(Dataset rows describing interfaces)
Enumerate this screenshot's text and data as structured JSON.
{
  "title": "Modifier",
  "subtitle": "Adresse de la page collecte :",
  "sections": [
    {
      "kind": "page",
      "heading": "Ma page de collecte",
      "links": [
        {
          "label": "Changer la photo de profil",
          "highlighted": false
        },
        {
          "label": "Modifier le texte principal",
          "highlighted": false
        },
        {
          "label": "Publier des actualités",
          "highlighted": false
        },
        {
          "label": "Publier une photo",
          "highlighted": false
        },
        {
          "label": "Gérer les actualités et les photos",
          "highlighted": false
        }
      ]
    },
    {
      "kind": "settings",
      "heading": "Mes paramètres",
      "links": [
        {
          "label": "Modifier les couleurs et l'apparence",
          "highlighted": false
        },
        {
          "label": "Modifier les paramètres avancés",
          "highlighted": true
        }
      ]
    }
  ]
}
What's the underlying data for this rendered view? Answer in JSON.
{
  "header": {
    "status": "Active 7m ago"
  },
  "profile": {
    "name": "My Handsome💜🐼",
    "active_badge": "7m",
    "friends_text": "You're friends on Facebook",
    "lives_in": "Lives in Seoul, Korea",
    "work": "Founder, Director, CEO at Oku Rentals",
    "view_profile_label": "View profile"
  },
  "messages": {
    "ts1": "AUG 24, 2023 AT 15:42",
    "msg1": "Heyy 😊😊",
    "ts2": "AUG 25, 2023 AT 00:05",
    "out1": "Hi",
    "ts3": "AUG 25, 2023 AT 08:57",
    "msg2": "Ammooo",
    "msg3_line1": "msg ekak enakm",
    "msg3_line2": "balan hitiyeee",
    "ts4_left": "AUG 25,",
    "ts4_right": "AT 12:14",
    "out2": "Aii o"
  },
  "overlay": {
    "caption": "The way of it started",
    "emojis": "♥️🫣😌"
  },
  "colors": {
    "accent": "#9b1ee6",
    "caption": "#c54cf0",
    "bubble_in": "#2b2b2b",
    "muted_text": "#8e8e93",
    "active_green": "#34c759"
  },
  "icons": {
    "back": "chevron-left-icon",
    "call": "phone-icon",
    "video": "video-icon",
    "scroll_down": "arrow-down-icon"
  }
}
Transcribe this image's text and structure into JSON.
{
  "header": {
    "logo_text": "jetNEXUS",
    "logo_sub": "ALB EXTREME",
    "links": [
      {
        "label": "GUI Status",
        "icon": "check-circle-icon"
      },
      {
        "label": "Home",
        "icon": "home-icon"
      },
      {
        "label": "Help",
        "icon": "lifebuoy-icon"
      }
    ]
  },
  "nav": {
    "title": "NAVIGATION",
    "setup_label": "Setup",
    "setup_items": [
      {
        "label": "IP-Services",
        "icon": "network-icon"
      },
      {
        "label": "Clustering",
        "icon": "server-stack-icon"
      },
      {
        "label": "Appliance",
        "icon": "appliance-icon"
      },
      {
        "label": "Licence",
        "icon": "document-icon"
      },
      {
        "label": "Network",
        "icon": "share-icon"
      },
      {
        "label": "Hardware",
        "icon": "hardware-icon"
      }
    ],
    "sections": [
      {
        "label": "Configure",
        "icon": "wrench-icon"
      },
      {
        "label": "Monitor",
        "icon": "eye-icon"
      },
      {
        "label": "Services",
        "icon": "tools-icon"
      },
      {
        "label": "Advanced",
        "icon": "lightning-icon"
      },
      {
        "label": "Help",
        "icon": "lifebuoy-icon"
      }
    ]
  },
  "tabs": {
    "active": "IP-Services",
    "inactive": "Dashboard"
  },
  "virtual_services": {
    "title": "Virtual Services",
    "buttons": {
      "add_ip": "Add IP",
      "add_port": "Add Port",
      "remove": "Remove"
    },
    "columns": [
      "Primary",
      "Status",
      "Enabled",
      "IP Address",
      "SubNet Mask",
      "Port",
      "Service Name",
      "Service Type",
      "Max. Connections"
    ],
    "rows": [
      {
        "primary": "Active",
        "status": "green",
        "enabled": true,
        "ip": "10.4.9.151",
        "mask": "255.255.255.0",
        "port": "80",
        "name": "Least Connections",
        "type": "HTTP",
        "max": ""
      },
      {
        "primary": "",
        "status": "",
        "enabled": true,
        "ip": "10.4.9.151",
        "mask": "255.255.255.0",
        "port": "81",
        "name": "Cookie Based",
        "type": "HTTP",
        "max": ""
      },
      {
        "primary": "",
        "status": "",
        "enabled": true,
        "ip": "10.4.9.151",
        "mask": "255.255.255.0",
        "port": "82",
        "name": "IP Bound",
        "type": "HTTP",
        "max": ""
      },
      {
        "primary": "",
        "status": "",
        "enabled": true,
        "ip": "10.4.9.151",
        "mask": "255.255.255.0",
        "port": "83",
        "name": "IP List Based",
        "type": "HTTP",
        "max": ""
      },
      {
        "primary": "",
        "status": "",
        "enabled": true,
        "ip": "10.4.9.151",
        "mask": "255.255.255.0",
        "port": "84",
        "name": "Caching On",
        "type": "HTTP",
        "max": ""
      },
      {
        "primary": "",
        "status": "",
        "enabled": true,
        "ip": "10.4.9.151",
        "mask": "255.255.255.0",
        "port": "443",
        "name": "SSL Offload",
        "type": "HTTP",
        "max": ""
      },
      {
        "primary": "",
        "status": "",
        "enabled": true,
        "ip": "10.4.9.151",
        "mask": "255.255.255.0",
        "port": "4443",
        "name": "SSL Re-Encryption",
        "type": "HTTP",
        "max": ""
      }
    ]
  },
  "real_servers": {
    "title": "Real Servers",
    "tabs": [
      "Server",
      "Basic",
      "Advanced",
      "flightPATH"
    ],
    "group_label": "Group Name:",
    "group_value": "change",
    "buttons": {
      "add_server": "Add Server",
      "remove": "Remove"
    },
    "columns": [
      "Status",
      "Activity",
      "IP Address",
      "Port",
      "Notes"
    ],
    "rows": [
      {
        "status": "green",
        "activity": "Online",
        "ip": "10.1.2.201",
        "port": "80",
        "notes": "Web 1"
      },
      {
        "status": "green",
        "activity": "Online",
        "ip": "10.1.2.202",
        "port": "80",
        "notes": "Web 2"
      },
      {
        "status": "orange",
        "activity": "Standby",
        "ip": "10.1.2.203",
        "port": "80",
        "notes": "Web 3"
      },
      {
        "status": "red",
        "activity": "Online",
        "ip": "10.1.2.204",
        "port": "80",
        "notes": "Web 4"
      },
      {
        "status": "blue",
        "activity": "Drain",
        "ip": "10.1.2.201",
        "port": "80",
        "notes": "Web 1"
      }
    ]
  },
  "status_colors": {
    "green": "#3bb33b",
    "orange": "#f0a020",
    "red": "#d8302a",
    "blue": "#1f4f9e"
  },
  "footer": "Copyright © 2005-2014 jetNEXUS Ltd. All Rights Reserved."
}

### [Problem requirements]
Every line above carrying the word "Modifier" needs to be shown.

### [Task answer]
  "title": "Modifier",
          "label": "Modifier le texte principal",
          "label": "Modifier les couleurs et l'apparence",
          "label": "Modifier les paramètres avancés",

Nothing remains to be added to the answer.